Tom born to pocket peach of a part Fagin

Sheffield Theatre's Production of Oliver!
Sheffield Theatre's Production of Oliver!

Though Tom Edden has the look of someone born to play Fagin he says it is a combination of luck and “being very pushy” that has resulted in him playing the part in the Crucible production of Oliver!

“I met Daniel (Evans, Sheffield Theatres artistic director) at a party and took the opportunity to go and introduce myself because I had long been an admirer of him both a director and a performer,” he explains.

“I saw My Fair Lady last year which I thought was spectacular so I went up and had a bit of a gush and he had seen me in One Man Two Guvnors. I asked him what he was doing next and he said Oliver and as a joke I said, ‘Well if you need a Fagin, I’m your man’.

“That’s not the kind of thing I would do if I seriously thought they were, I assumed it was cast but as it happened because of circumstances they did need to see somebody. I wasn’t being serious but in one sense I was because I have always wanted to play it, it’s such a peach of a part.”

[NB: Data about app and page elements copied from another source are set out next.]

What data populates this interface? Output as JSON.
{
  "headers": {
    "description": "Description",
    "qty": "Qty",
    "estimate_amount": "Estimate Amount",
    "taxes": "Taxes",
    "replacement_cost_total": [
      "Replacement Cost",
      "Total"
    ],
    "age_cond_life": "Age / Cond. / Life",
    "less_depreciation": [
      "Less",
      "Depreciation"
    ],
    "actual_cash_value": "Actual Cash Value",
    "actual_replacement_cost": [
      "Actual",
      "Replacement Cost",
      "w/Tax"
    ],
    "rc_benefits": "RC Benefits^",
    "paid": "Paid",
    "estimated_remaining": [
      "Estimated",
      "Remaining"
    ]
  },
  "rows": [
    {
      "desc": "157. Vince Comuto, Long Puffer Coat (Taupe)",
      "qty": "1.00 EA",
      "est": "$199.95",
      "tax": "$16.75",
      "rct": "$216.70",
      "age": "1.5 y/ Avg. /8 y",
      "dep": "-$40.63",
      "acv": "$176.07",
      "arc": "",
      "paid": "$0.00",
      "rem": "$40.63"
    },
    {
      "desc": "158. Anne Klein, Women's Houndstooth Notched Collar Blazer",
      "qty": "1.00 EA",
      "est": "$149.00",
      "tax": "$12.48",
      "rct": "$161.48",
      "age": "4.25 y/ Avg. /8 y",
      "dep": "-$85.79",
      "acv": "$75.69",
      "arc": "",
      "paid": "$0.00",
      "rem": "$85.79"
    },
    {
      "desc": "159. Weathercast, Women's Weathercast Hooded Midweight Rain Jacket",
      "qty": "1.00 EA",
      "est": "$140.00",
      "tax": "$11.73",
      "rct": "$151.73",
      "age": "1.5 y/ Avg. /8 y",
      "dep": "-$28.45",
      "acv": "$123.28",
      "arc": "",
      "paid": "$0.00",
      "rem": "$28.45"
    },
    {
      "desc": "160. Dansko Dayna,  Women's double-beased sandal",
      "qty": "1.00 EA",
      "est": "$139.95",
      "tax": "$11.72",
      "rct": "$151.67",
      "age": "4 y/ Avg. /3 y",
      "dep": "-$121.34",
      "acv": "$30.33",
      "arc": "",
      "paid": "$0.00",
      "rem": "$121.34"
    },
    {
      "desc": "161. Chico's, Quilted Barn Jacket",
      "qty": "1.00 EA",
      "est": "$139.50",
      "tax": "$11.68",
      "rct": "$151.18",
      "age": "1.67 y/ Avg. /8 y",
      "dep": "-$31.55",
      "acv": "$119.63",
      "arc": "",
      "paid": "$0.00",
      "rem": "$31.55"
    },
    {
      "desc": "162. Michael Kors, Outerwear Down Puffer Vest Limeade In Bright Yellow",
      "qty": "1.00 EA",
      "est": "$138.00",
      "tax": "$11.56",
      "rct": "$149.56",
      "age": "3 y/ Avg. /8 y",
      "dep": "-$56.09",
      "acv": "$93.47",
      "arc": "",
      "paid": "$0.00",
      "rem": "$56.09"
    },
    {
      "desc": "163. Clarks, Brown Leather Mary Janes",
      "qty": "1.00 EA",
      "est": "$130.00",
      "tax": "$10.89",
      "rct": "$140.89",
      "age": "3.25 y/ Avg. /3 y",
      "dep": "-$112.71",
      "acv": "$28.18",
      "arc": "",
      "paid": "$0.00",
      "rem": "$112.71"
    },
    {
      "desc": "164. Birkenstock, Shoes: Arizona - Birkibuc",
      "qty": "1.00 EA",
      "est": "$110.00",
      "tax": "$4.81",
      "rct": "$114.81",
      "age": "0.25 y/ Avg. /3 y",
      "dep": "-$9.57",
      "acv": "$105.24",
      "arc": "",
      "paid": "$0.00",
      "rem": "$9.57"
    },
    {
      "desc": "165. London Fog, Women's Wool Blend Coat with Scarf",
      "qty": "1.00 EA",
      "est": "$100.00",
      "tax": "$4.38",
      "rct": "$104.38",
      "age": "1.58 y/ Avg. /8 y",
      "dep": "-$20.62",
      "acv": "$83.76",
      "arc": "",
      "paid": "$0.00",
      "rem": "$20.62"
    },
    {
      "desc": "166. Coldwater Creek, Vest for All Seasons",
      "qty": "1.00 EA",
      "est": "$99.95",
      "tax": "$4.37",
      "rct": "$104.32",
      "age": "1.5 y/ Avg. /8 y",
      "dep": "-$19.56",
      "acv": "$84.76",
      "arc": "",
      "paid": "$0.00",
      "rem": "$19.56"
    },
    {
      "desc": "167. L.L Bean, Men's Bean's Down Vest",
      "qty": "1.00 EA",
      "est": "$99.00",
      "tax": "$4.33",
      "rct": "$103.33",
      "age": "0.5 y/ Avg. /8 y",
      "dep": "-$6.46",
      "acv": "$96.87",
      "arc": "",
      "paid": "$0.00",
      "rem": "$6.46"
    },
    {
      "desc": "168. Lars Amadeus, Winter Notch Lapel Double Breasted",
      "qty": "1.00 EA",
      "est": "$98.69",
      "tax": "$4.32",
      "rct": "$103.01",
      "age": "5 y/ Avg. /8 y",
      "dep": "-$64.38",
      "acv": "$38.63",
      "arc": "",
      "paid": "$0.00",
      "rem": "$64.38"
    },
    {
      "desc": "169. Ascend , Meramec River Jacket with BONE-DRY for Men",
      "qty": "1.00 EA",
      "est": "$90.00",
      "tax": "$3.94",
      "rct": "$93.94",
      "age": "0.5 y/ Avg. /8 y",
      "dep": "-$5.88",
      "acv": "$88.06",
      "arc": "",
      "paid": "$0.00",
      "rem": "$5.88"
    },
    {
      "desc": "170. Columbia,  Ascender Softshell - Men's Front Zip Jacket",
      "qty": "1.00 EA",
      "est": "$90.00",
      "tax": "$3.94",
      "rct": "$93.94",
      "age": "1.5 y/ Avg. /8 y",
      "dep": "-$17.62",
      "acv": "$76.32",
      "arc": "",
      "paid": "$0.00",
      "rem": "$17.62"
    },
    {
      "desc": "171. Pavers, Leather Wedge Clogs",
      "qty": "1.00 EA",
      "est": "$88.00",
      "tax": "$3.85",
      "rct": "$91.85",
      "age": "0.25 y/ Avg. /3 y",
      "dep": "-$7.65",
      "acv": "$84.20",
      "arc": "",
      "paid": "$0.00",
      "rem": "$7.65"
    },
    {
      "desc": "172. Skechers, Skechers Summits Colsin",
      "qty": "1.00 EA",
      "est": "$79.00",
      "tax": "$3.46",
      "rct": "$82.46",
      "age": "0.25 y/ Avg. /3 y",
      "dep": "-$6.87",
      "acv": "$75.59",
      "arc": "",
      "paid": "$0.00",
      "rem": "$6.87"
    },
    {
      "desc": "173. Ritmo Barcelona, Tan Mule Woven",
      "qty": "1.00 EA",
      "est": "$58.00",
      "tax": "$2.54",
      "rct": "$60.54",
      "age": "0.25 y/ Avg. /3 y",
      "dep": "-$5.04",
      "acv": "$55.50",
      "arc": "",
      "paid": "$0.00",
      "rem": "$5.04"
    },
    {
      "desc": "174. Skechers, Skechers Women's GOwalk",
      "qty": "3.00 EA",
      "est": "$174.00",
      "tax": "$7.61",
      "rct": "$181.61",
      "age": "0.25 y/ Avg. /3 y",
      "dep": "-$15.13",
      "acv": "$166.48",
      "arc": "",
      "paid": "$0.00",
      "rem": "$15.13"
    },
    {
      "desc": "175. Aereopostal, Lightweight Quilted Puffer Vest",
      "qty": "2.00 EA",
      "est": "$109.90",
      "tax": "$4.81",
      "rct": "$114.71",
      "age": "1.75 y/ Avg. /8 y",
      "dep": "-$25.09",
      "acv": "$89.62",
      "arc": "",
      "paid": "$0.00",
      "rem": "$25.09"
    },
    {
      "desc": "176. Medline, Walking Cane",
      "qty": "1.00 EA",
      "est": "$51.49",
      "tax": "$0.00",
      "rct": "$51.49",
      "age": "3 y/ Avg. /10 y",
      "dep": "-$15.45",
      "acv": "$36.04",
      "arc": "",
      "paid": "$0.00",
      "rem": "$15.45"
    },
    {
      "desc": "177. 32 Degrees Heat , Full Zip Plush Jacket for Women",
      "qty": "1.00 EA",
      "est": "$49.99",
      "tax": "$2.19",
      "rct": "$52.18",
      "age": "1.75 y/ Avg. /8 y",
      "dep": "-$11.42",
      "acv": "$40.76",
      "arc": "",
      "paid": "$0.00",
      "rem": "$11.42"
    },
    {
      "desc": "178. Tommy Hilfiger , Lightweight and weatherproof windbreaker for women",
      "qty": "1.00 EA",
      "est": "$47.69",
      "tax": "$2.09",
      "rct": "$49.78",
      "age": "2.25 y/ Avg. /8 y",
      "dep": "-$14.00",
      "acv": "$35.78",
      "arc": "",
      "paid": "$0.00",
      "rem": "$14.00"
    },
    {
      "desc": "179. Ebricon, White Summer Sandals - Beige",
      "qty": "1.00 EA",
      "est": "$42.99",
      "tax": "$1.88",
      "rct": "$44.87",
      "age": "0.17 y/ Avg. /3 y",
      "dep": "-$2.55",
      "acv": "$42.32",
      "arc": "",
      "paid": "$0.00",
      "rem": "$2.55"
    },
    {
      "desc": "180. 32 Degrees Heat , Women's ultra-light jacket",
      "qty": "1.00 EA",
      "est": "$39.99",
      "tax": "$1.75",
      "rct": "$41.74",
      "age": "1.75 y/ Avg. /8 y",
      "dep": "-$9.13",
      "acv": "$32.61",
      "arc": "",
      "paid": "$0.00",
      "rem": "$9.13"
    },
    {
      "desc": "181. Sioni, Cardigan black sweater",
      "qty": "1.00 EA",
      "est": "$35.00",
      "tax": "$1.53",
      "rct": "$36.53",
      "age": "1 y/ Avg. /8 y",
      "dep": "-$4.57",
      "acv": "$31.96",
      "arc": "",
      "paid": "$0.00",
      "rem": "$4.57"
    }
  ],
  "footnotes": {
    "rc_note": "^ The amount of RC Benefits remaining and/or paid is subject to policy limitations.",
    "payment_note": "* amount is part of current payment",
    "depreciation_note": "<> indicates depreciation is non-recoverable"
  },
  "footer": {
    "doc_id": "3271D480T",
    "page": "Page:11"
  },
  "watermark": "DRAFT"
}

The actor had understudied Rowan Atkinson and Griff Rhys Jones in the Cameron Mackintosh production at Drury Lane a few years ago.

“There are some parts you covet in a way, you see them being played and you think I’ve got that in me. It’s one of those parts although it’s like a mountain, you look and think I fancy getting to the top of that and seeing whether I can do it,” he continues.

And he is prepared to admit he looks the part. “There is something about my look and my profile that people have noticed and I am very happy about that - if it’s contributed to me being able to play it.

“One of the challenges is that the songs are so well known so we as a cast have to present thim in a ways that is pleasing to everyone but at the same time deliver them in a way that feels fresh and maybe highlight things that maybe people haven’t heard in that song before and I think that’s particularly true of Fagin’s songs.

You’ve Got to Pick a Pocket is there to help enrol Oliver and these songs are an extension of the scenes and the characters’ motivations.”

Edden was part of the smash-hit National Theatre production of One Man Two Guvnors and his role as an inept geriatric waiter won awards on Broadway.

“It was a case of give me an inch, I’ll take a mile. That’s the challenge of this part is that it’s not an inch it’s the whole nine yards.

“Guvnors was two years that was sublime, being at the National, going to New York, it was one of those experiences as an actor you feel it’s very clear why you are doing it because sometimes you graft away and you are out of work or the jobs aren’t satisfying and you take them for the money but to get in a job where the sense of fulfilment and the creative juices being exercised was so alive for every minute of that .

“Everything came together, the writing, the direction the parts, the people, it just worked like a charm.

“Riding that crest was something I will always look back on, the relationships I made and everything.”

Edden comes to Sheffield straight from filming from a couple of screen roles. One is Kenneth Branagh’s version of Cinderella for Disney.

“I don’t have a very big part but when the carriage changes and the horses turn into mice, well I am a lizard who turns into a footman and rather like Fagin people have said, ‘oh I can see you as a lizard which is slightly less flattering’.”

The second is Mike Leigh’s new movie, Untitled 13, a biopic of the painter, Turner, which “I’m not allowed to talk about,” he says. He will only say that he is playing a minor artist and enjoyed “being in a room playing a character who was once in that room and seeing a painting that was painted by that character.

“All I can say is I am so looking forward to seeing it as a huge Mike Leigh fan myself. And having worked closely with him I am bringing all of that into this. He believes in a discipline and a specificity of research and authenticity. If you subscribe to it there are no holes to it.

“You have to be able to answer every single question about your character. and then when you are on stage or in front of the camera you put it all away. You never have to play the character all in one line, you do all that work and then you turn up and throw it away and see what’s in the moment and what’s out there.”

Oliver! starts previewing at the Crucible Theatre on Friday and runs to January 14.